Loreena McKennitt put the lyrics of this poem by the Spanish mystic monk, poet, and theologian John of the Cross (1541-1592) to music. Some of our readers will love what she did with it. The Youtube blurb on McKennitt's piece:
"Dark Night of the Soul," like much of John's poetry, is based on "Song of Songs" from the Biblical Old Testament, and also on much of the romantic poetry and lyrics of Spanish popular balladry of that time, i.e., 16th century. The "secret stair" has less to do with a staircase in a monastery, and more to do with the popular theme of lovers meeting for a late night romantic tryst. In order for this to be possible, the young maiden of the song or poem would have to sneak out of the house, by the "secret stair." John uses this as a metaphor for the soul in prayer who, by means of contemplation, steals away from the world unnoticed, to meet in loving relationship with God. The dark night refers to the soul's search for God, beyond the confines of the human definitions we have put upon God."

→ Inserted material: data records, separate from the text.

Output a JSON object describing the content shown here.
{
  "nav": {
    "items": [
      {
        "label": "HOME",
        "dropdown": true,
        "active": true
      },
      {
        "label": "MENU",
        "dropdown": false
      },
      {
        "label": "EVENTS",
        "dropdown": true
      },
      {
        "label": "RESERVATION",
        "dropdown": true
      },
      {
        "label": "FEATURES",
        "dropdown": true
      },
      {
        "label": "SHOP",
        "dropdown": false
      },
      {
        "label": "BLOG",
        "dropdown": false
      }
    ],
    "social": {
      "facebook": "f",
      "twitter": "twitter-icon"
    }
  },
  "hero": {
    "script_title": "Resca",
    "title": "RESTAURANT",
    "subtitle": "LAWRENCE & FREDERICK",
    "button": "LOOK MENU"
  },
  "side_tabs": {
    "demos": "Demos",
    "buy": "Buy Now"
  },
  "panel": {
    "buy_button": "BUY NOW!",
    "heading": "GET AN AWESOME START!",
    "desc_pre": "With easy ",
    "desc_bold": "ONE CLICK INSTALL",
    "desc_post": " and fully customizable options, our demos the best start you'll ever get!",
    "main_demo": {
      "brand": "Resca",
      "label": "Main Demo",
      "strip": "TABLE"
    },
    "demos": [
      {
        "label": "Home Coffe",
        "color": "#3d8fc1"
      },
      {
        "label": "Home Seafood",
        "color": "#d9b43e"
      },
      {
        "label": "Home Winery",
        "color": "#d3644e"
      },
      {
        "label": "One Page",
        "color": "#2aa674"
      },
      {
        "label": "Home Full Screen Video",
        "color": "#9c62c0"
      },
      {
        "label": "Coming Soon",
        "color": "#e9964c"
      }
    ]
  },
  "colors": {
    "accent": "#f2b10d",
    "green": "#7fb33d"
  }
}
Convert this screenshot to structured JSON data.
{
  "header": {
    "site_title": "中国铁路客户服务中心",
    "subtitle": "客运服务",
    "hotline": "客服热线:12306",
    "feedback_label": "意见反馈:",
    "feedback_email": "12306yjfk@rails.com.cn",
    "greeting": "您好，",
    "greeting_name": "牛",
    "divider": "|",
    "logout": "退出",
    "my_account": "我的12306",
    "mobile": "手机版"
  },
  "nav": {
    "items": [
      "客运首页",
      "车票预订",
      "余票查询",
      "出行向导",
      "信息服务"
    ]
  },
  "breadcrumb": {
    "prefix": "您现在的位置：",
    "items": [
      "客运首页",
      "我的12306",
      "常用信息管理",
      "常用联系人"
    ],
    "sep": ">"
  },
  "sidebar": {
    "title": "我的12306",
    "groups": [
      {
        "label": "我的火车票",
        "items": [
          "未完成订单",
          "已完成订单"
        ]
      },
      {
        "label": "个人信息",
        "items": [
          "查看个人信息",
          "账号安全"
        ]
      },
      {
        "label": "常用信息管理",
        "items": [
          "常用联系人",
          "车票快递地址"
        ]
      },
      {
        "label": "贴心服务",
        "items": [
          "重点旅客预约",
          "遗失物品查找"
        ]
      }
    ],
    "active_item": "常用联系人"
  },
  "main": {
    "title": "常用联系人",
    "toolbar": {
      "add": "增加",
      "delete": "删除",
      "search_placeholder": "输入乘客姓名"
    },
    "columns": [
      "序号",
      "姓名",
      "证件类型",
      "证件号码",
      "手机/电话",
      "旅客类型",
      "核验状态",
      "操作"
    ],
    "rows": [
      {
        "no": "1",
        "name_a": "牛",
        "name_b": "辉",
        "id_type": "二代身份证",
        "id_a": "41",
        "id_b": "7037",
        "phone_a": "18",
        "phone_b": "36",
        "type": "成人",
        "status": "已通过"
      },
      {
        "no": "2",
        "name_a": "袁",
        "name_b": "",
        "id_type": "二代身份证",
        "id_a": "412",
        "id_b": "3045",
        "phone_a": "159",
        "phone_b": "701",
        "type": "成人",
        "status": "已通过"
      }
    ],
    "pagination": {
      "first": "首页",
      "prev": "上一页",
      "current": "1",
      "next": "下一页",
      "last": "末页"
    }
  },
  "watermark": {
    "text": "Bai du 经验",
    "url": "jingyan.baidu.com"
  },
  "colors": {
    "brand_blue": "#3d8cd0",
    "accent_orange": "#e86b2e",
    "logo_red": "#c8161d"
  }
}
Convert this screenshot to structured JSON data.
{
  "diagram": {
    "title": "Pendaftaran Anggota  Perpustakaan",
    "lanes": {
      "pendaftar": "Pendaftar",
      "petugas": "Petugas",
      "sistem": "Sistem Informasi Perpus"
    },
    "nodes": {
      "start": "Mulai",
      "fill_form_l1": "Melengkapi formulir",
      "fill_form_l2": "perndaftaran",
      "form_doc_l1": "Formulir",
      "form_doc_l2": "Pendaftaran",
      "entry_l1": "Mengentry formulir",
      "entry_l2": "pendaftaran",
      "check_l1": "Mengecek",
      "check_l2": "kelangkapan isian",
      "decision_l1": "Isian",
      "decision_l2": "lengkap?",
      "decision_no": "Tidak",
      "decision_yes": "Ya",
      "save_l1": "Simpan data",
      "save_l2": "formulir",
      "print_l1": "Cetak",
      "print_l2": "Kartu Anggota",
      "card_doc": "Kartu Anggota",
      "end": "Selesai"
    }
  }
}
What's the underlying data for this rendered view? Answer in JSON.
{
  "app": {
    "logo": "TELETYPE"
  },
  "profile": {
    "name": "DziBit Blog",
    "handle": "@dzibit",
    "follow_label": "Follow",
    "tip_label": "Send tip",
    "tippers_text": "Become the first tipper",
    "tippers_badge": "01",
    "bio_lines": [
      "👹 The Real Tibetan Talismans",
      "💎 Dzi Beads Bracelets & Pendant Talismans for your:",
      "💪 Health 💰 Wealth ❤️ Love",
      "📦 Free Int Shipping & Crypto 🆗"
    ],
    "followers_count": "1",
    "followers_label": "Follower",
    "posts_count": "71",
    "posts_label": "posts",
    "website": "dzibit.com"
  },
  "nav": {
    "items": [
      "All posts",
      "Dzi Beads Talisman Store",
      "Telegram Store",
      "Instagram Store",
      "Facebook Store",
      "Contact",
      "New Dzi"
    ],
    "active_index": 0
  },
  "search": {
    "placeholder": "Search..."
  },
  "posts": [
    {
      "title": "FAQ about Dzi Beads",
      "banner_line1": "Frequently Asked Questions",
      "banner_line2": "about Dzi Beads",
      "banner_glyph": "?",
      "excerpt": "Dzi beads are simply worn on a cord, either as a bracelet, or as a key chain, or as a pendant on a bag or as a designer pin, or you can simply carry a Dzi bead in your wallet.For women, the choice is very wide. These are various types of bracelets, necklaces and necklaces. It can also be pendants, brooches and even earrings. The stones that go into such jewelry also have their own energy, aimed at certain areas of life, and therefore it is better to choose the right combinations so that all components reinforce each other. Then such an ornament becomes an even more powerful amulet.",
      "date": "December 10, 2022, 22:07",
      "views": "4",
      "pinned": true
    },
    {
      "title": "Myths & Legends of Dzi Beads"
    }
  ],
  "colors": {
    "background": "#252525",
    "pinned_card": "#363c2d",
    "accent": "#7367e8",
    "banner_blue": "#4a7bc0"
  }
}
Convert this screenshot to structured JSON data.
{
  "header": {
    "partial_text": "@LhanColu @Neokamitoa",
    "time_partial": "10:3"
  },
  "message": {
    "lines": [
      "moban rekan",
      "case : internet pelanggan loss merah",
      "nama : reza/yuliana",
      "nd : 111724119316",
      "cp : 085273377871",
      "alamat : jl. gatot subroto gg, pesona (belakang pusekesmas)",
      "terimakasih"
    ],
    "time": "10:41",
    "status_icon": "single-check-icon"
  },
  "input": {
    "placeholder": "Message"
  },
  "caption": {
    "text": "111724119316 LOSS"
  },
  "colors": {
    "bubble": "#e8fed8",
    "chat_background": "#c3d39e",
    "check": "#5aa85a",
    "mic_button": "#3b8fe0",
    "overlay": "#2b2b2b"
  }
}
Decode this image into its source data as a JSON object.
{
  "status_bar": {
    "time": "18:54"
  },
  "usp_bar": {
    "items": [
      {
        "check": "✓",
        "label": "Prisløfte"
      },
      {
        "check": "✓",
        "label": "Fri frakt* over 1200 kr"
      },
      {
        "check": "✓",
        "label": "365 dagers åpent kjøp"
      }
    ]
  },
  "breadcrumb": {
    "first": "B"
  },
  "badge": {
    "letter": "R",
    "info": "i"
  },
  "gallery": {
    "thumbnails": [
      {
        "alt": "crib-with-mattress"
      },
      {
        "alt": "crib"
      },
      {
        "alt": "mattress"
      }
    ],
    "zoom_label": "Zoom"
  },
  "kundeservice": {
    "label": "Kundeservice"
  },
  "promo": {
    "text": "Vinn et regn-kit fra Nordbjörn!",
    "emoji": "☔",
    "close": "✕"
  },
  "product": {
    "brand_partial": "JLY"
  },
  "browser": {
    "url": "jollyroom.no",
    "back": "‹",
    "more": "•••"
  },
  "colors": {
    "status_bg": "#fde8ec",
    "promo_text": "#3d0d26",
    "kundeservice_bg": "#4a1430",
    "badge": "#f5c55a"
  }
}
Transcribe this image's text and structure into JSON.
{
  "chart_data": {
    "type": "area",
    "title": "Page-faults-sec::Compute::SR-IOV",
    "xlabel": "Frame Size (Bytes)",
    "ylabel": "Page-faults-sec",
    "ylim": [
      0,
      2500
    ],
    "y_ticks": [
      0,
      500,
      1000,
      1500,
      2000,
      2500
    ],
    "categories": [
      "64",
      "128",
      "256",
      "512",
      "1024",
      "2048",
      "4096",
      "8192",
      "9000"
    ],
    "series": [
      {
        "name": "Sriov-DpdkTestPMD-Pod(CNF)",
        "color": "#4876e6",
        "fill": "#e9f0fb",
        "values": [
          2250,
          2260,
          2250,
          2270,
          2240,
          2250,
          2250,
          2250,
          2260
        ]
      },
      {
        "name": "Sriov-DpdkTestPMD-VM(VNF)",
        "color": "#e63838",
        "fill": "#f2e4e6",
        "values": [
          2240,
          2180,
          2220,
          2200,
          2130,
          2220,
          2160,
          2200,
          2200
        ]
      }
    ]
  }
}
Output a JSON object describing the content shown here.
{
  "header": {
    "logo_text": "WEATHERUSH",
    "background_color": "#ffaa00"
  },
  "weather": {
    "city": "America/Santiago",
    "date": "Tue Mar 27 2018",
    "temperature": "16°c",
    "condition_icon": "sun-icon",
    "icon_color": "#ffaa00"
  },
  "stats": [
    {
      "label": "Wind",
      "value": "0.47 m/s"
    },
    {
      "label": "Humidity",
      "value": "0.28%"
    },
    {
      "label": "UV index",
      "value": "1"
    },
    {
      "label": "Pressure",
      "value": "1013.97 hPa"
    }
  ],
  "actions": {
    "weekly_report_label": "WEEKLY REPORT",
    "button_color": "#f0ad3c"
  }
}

John also wrote a treatise on his poem, of the same title. As I understand it, the "dark night" also refers to the period between death and resurrection and union with God, or between death and heaven, and as a metaphor for the condition of being out of touch with God and His love, seeking it in the dark. However, John of the Cross makes a sexy love poem of it too, in the tradition of Song of Songs (Solomon, the old rascal, had 700 wives and 300 concubines to keep him from straying too far from the harem, and out of trouble.)
Here's one translation from: THE COLLECTED WORKS OF ST. JOHN OF THE CROSS, translated by Kieran Kavanaugh, OCD, and Otilio Rodriguez, OCD, revised edition (1991). (Copyright 1991 ICS Publications. Permission is hereby granted for any non-commercial use, if this copyright notice is included.)
1. One dark night, fired with love's urgent longings - ah, the sheer grace! - I went out unseen, my house being now all stilled.
2. In darkness, and secure, by the secret ladder, disguised, - ah, the sheer grace! - in darkness and concealment, my house being now all stilled.
3. On that glad night, in secret, for no one saw me, nor did I look at anything, with no other light or guide than the one that burned in my heart.
4. This guided me more surely than the light of noon to where he was awaiting me - him I knew so well - there in a place where no one appeared.
5. O guiding night! O night more lovely than the dawn! O night that has united the Lover with his beloved, transforming the beloved in her Lover.
6. Upon my flowering breast which I kept wholly for him alone, there he lay sleeping, and I caressing him there in a breeze from the fanning cedars.
7. When the breeze blew from the turret, as I parted his hair, it wounded my neck with its gentle hand, suspending all my senses.
8. I abandoned and forgot myself, laying my face on my Beloved; all things ceased; I went out from myself, leaving my cares
It is beautiful, but then one would only expect the best from McKennitt. I don't know why she hasn't really gained as wide a popularity as Enya - they both are singers classified as "world/celtic" genre artists.
My very first exposure to McKinnitt was via a friend in the mid-'80s. He was an Eng Lit Major and came across her recording of "The Stolen Child" by Yeats off her first album "Elemental". I was hooked right from the git go.
McKennitt also has some movie credit chops behind her - "Highlander" ("Bonny Portmore") and "Soldier" ("Dark Night of The Soul") - strangely, the very one mentioned in this post. :>)
Really nice way to start the morning BD. Tre' cool.
Solomon's wives caused him to stray from the Lord and worship foreign gods. God was displeased. On the bright side though, I'll wager he took the trash out and put his dirty socks in the hamper religiously.